Life in Mississippi was an example of intentional living because I felt that everything I did mattered: going to an integrated church (the only one in the city), having African-American friends and speaking against racism.

I had hope for Mississippi when I left. The people – white and black – were the most polite and hospitable I had ever met. Because there was so little to do, we gathered in each other’s houses and talked. An African-American young man was named Homecoming King at Tupelo High School.

Tupelo was a more progressive city than most in Mississippi. I spent most of my reporting time in the surrounding rural region that had the misfortune to be both Appalachian and Mississippian. The poverty was atrocious and generational. The ignorance was often profound.

Yet I was disappointed to read the book “Dispatches from Pluto: Lost and Found in the Mississippi Delta” by Richard Grant, an Englishman who moved to rural Mississippi. At least in the Delta, so little has changed and much has gotten worse for African Americans. I don’t think the intent of the book was to make one depressed, but it certainly did it for me.

The election of Barack Obama gave me hope. But, as the law goes, for every action, there is an equal and opposite reaction. On this Martin Luther King Day, I continue to pray that our nation may break free of its chains of racism:

Lord, our God, see how oppression and violence are our sad inheritance, one generation to the next. We look for you where the lowly are raised up, where the mighty are brought down. We find you there in your servants, and we give you thanks this day for your preacher and witness, Martin Luther King Jr. Fill us with your spirit: where our human community is divided by racism, torn by repression, saddened by fear and ignorance, may we give ourselves to your work of healing.

Grant this through Christ our Lord. Amen

From “Catholic Household Blessings and Prayers” (which I still use even though I am no longer Catholic)

Give a Specific, Sincere Compliment

Flattery can get your everywhere or nowhere, so the sayings go. When we are susceptible to flattery, you stand a good change of falling into falsehoods about yourself and others. Because it’s much easier for me to praise than to criticize, I have to be careful to watch that I don’t slide from sincerity into manipulation.

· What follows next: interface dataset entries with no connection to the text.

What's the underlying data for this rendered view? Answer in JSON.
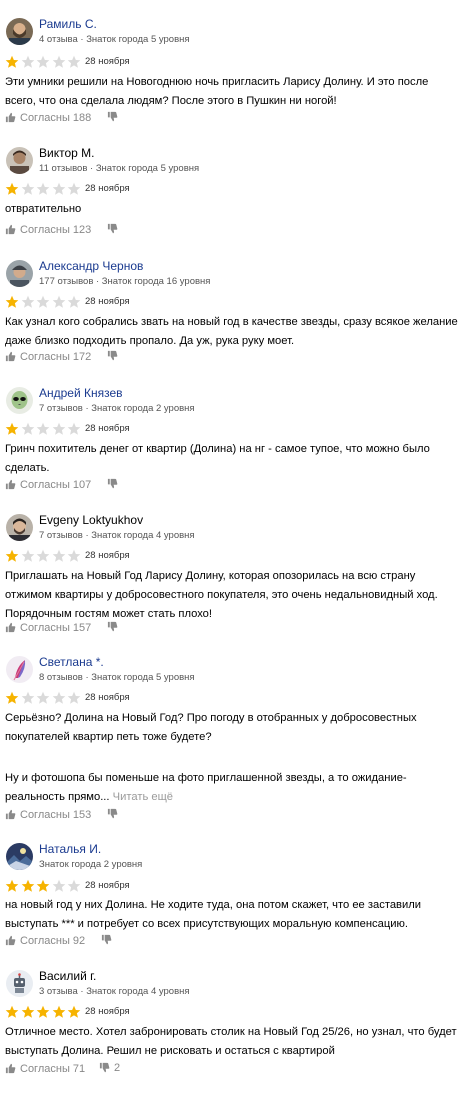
{
  "star_color_filled": "#f6b300",
  "star_color_empty": "#dadada",
  "name_color": "#1a3a8f",
  "reviews": [
    {
      "name": "Рамиль С.",
      "meta": "4 отзыва · Знаток города 5 уровня",
      "avatar": "avatar-photo-man-bearded",
      "rating": 1,
      "date": "28 ноября",
      "text": "Эти умники решили на Новогоднюю ночь пригласить Ларису Долину. И это после всего, что она сделала людям? После этого в Пушкин ни ногой!",
      "agree": "Согласны 188",
      "dislikes": ""
    },
    {
      "name": "Виктор М.",
      "meta": "11 отзывов · Знаток города 5 уровня",
      "avatar": "avatar-photo-man",
      "rating": 1,
      "date": "28 ноября",
      "text": "отвратительно",
      "agree": "Согласны 123",
      "dislikes": ""
    },
    {
      "name": "Александр Чернов",
      "meta": "177 отзывов · Знаток города 16 уровня",
      "avatar": "avatar-photo-man-cap",
      "rating": 1,
      "date": "28 ноября",
      "text": "Как узнал кого собрались звать на новый год в качестве звезды, сразу всякое желание даже близко подходить пропало. Да уж, рука руку моет.",
      "agree": "Согласны 172",
      "dislikes": ""
    },
    {
      "name": "Андрей Князев",
      "meta": "7 отзывов · Знаток города 2 уровня",
      "avatar": "avatar-alien",
      "rating": 1,
      "date": "28 ноября",
      "text": "Гринч похититель денег от квартир (Долина) на нг - самое тупое, что можно было сделать.",
      "agree": "Согласны 107",
      "dislikes": ""
    },
    {
      "name": "Evgeny Loktyukhov",
      "meta": "7 отзывов · Знаток города 4 уровня",
      "avatar": "avatar-photo-man-glasses",
      "rating": 1,
      "date": "28 ноября",
      "text": "Приглашать на Новый Год Ларису Долину, которая опозорилась на всю страну отжимом квартиры у добросовестного покупателя, это очень недальновидный ход. Порядочным гостям может стать плохо!",
      "agree": "Согласны 157",
      "dislikes": ""
    },
    {
      "name": "Светлана *.",
      "meta": "8 отзывов · Знаток города 5 уровня",
      "avatar": "avatar-feather",
      "rating": 1,
      "date": "28 ноября",
      "text": "Серьёзно? Долина на Новый Год? Про погоду в отобранных у добросовестных покупателей квартир петь тоже будете?",
      "text2": "Ну и фотошопа бы поменьше на фото приглашенной звезды, а то ожидание-реальность прямо...",
      "more": "Читать ещё",
      "agree": "Согласны 153",
      "dislikes": ""
    },
    {
      "name": "Наталья И.",
      "meta": "Знаток города 2 уровня",
      "avatar": "avatar-photo-landscape",
      "rating": 3,
      "date": "28 ноября",
      "text": "на новый год у них Долина. Не ходите туда, она потом скажет, что ее заставили выступать *** и потребует со всех присутствующих моральную компенсацию.",
      "agree": "Согласны 92",
      "dislikes": ""
    },
    {
      "name": "Василий г.",
      "meta": "3 отзыва · Знаток города 4 уровня",
      "avatar": "avatar-robot",
      "rating": 5,
      "date": "28 ноября",
      "text": "Отличное место. Хотел забронировать столик на Новый Год 25/26, но узнал, что будет выступать Долина. Решил не рисковать и остаться с квартирой",
      "agree": "Согласны 71",
      "dislikes": "2"
    }
  ]
}
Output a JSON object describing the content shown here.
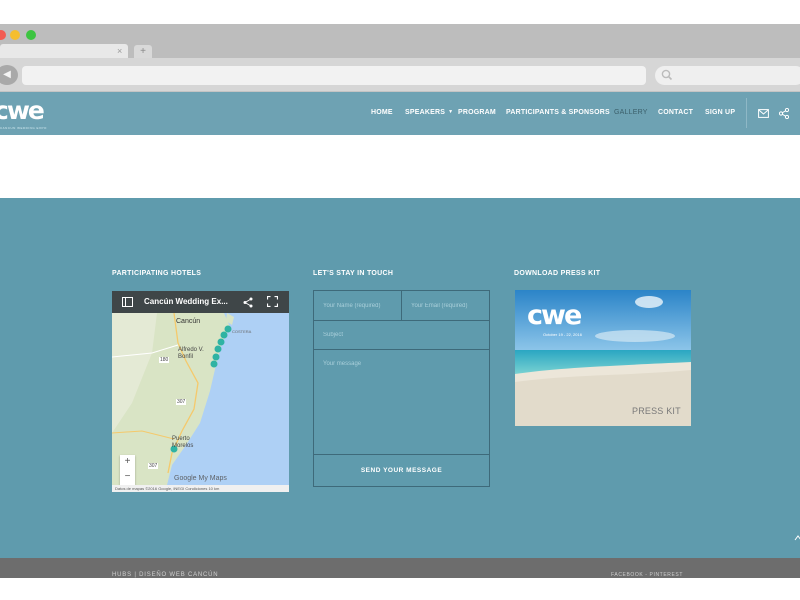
{
  "browser": {
    "tab_close": "×",
    "new_tab": "+",
    "back_icon": "back-arrow-icon",
    "search_icon": "search-icon"
  },
  "header": {
    "logo": "cwe",
    "tagline": "CANCUN WEDDING EXPO",
    "nav": [
      {
        "label": "HOME",
        "active": false
      },
      {
        "label": "SPEAKERS",
        "active": false,
        "has_dropdown": true
      },
      {
        "label": "PROGRAM",
        "active": false
      },
      {
        "label": "PARTICIPANTS & SPONSORS",
        "active": false
      },
      {
        "label": "GALLERY",
        "active": true
      },
      {
        "label": "CONTACT",
        "active": false
      },
      {
        "label": "SIGN UP",
        "active": false
      }
    ],
    "icons": [
      "mail-icon",
      "share-icon"
    ],
    "bg_color": "#6ea2b3"
  },
  "sections": {
    "hotels_title": "PARTICIPATING HOTELS",
    "contact_title": "LET'S STAY IN TOUCH",
    "press_title": "DOWNLOAD PRESS KIT"
  },
  "map": {
    "title": "Cancún Wedding Ex...",
    "labels": [
      "Cancún",
      "Alfredo V. Bonfil",
      "Puerto Morelos",
      "COSTERA"
    ],
    "road_labels": [
      "180",
      "307",
      "307"
    ],
    "zoom_in": "+",
    "zoom_out": "−",
    "google": "Google My Maps",
    "footer": "Datos de mapas ©2016 Google, INEGI   Condiciones   10 km"
  },
  "form": {
    "name_placeholder": "Your Name (required)",
    "email_placeholder": "Your Email (required)",
    "subject_placeholder": "Subject",
    "message_placeholder": "Your message",
    "submit_label": "SEND YOUR MESSAGE"
  },
  "press_kit": {
    "logo": "cwe",
    "date": "October 19 - 22, 2016",
    "label": "PRESS KIT"
  },
  "footer": {
    "left_text": "HUBS | DISEÑO WEB CANCÚN",
    "right_text": "FACEBOOK - PINTEREST"
  },
  "colors": {
    "teal_section": "#5f9bad",
    "header": "#6ea2b3",
    "bottom_bar": "#6d6d6d"
  }
}
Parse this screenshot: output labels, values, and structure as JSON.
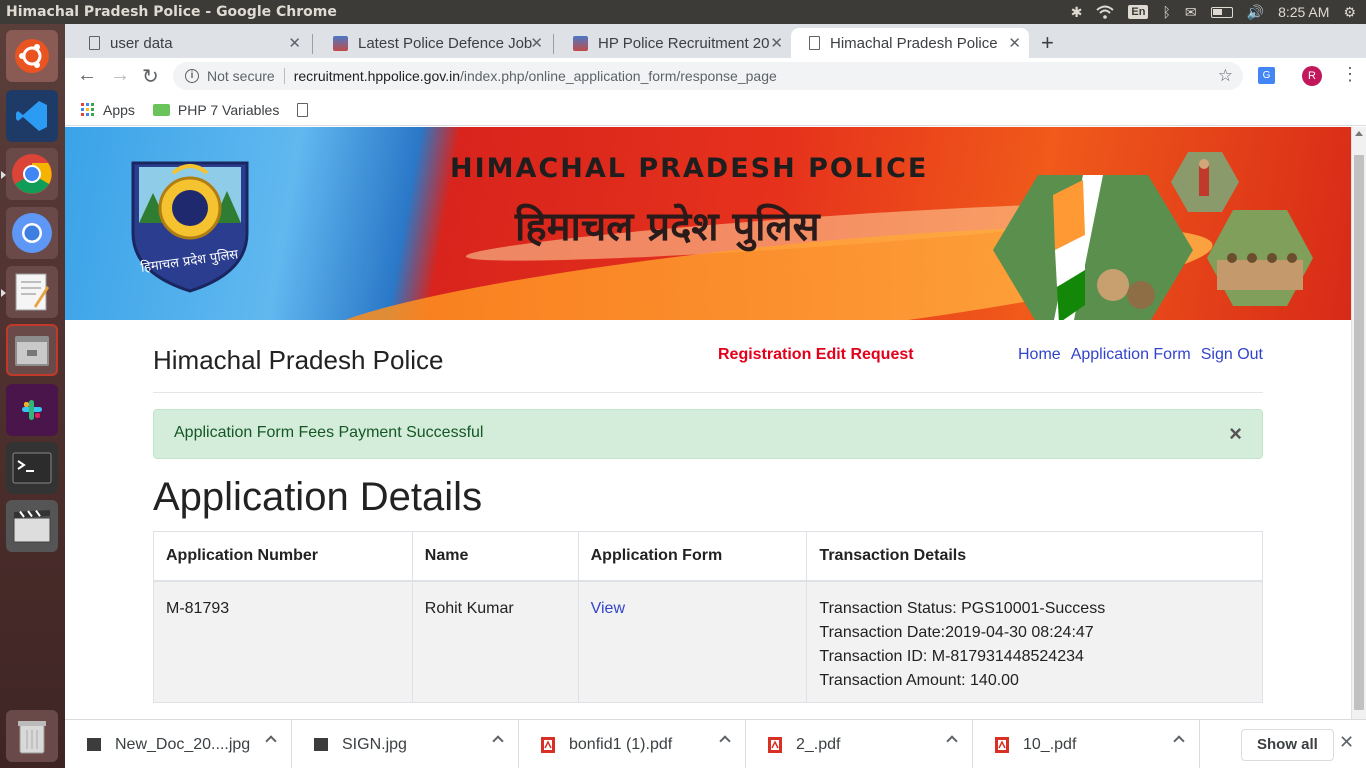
{
  "os": {
    "window_title": "Himachal Pradesh Police - Google Chrome",
    "keyboard_layout": "En",
    "clock": "8:25 AM"
  },
  "browser": {
    "tabs": [
      {
        "title": "user data"
      },
      {
        "title": "Latest Police Defence Job"
      },
      {
        "title": "HP Police Recruitment 20"
      },
      {
        "title": "Himachal Pradesh Police"
      }
    ],
    "address": {
      "security_label": "Not secure",
      "host": "recruitment.hppolice.gov.in",
      "path": "/index.php/online_application_form/response_page"
    },
    "profile_initial": "R",
    "bookmarks": [
      {
        "label": "Apps"
      },
      {
        "label": "PHP 7 Variables"
      }
    ]
  },
  "banner": {
    "title_en": "HIMACHAL PRADESH POLICE",
    "title_hi": "हिमाचल प्रदेश पुलिस",
    "emblem_text": "हिमाचल प्रदेश पुलिस"
  },
  "navbar": {
    "brand": "Himachal Pradesh Police",
    "edit_request": "Registration Edit Request",
    "links": [
      "Home",
      "Application Form",
      "Sign Out"
    ]
  },
  "alert": {
    "message": "Application Form Fees Payment Successful",
    "close": "×"
  },
  "main": {
    "heading": "Application Details",
    "table": {
      "headers": [
        "Application Number",
        "Name",
        "Application Form",
        "Transaction Details"
      ],
      "rows": [
        {
          "application_number": "M-81793",
          "name": "Rohit Kumar",
          "form_link": "View",
          "transaction": {
            "status": "Transaction Status: PGS10001-Success",
            "date": "Transaction Date:2019-04-30 08:24:47",
            "id": "Transaction ID: M-817931448524234",
            "amount": "Transaction Amount: 140.00"
          }
        }
      ]
    }
  },
  "downloads": {
    "items": [
      {
        "name": "New_Doc_20....jpg",
        "type": "image"
      },
      {
        "name": "SIGN.jpg",
        "type": "image"
      },
      {
        "name": "bonfid1 (1).pdf",
        "type": "pdf"
      },
      {
        "name": "2_.pdf",
        "type": "pdf"
      },
      {
        "name": "10_.pdf",
        "type": "pdf"
      }
    ],
    "show_all": "Show all"
  },
  "colors": {
    "alert_bg": "#d4edda",
    "alert_text": "#155724",
    "link": "#3344cc",
    "edit_request": "#e3001b"
  }
}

It’s worth taking a mindful approach to this to understand how it impacts you and others. Today give someone close to you a sincere compliment that’s as specific as possible. Be attentive to how you feel, particularly if you get a compliment in response.